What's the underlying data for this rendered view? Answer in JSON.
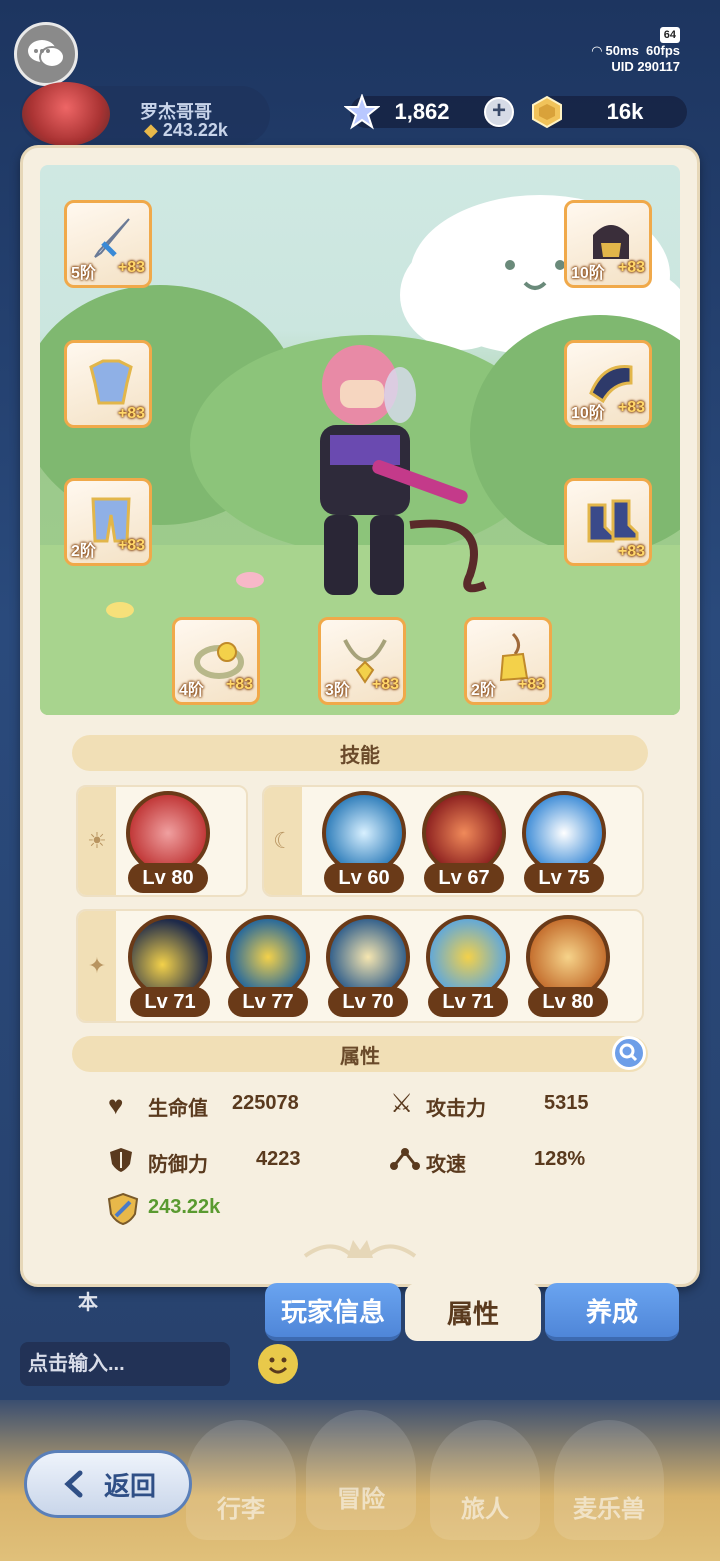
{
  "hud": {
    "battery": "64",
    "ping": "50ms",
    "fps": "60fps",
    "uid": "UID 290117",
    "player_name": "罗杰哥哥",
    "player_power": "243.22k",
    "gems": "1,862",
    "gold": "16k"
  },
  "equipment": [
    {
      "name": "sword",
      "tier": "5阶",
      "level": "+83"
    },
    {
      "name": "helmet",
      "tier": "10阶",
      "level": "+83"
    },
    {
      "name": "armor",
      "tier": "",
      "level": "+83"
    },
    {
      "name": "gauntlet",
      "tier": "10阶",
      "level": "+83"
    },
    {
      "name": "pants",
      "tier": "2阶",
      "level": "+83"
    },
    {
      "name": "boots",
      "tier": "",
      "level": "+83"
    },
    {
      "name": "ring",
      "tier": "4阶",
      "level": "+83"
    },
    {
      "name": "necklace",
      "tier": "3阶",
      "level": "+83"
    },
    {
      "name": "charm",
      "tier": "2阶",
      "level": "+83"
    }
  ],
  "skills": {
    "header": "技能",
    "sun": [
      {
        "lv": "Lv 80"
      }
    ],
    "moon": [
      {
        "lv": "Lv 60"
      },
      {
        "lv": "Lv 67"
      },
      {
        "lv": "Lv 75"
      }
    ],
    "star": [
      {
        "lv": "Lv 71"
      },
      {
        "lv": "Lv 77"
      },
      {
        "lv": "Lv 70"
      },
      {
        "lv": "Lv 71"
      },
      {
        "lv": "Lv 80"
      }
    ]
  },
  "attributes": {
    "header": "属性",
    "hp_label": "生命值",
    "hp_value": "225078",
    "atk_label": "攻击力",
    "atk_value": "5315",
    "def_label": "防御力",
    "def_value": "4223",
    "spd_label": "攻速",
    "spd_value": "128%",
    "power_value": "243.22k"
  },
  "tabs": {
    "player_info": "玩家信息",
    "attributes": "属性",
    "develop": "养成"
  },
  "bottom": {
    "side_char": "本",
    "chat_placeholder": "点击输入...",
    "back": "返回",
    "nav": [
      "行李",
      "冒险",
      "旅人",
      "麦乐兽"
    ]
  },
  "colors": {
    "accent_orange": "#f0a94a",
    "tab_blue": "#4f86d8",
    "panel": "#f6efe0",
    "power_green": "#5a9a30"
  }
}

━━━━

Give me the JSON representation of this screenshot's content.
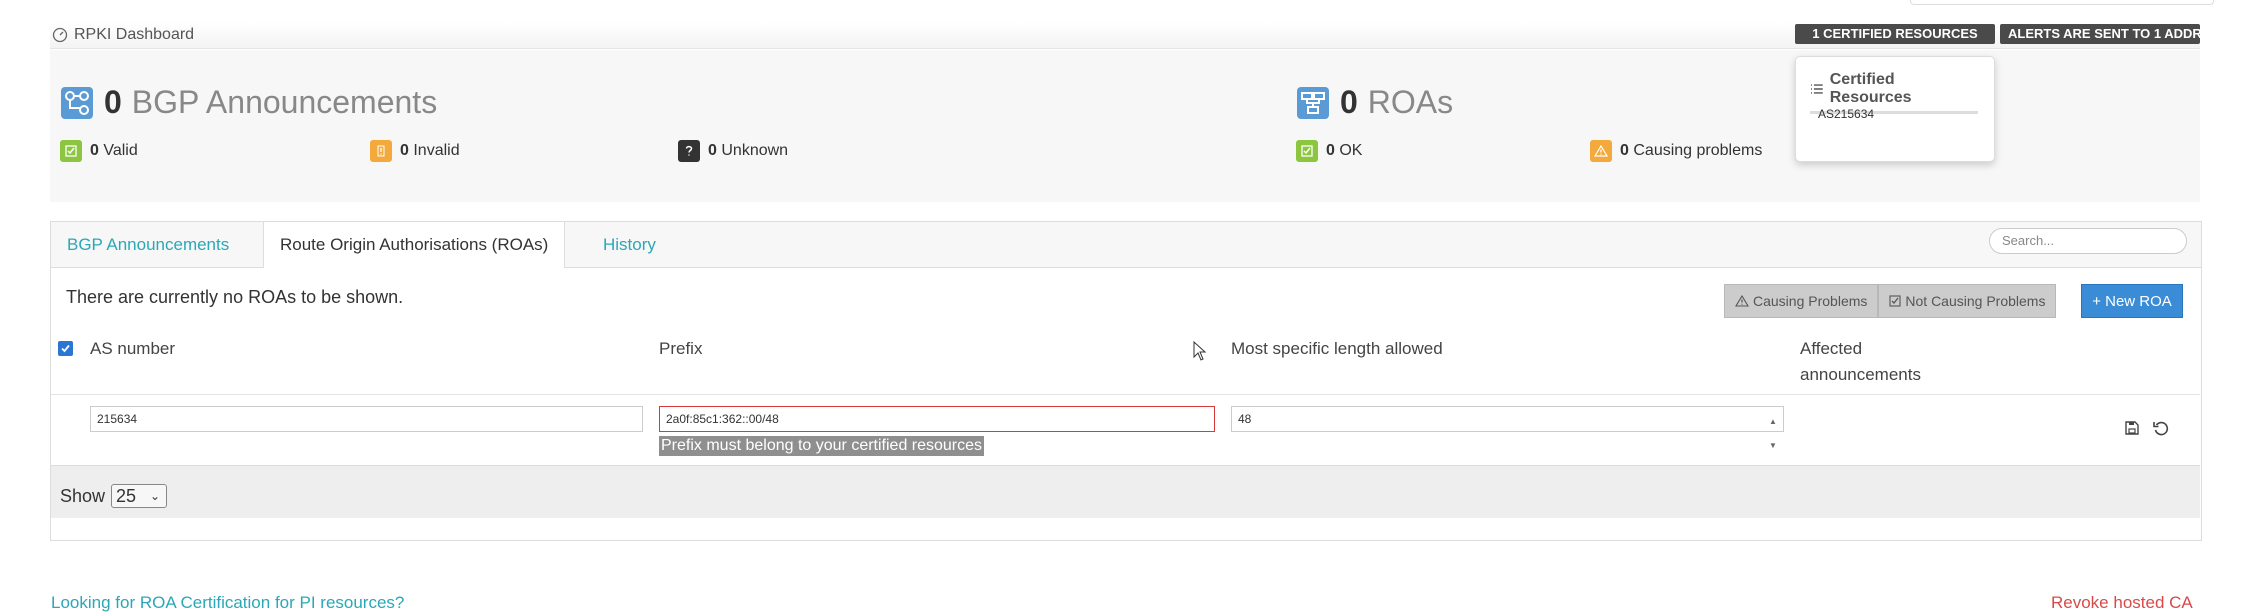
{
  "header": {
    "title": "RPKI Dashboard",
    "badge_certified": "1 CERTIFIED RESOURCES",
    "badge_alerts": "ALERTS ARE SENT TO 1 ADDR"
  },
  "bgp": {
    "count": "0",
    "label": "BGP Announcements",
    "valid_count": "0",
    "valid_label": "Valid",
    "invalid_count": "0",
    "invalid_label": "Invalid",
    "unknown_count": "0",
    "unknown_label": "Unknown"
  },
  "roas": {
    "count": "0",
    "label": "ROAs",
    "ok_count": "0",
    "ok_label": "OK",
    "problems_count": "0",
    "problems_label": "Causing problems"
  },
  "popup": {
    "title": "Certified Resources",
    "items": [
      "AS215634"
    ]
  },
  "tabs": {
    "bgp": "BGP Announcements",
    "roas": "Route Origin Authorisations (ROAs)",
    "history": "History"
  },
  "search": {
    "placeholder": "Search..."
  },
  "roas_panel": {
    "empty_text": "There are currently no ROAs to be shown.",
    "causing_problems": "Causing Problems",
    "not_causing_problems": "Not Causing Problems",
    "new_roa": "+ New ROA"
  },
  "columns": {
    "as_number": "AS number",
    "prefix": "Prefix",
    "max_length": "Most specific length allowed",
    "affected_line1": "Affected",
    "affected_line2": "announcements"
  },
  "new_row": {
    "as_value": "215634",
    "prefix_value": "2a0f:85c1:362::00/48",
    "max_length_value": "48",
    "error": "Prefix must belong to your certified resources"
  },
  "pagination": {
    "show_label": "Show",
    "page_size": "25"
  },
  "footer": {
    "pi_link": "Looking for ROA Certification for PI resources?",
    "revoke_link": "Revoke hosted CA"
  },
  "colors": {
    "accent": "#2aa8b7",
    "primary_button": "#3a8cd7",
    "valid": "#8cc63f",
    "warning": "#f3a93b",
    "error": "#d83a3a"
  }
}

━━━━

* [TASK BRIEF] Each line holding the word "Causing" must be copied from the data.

* [REPLY]
    "problems_label": "Causing problems"
    "causing_problems": "Causing Problems",
    "not_causing_problems": "Not Causing Problems",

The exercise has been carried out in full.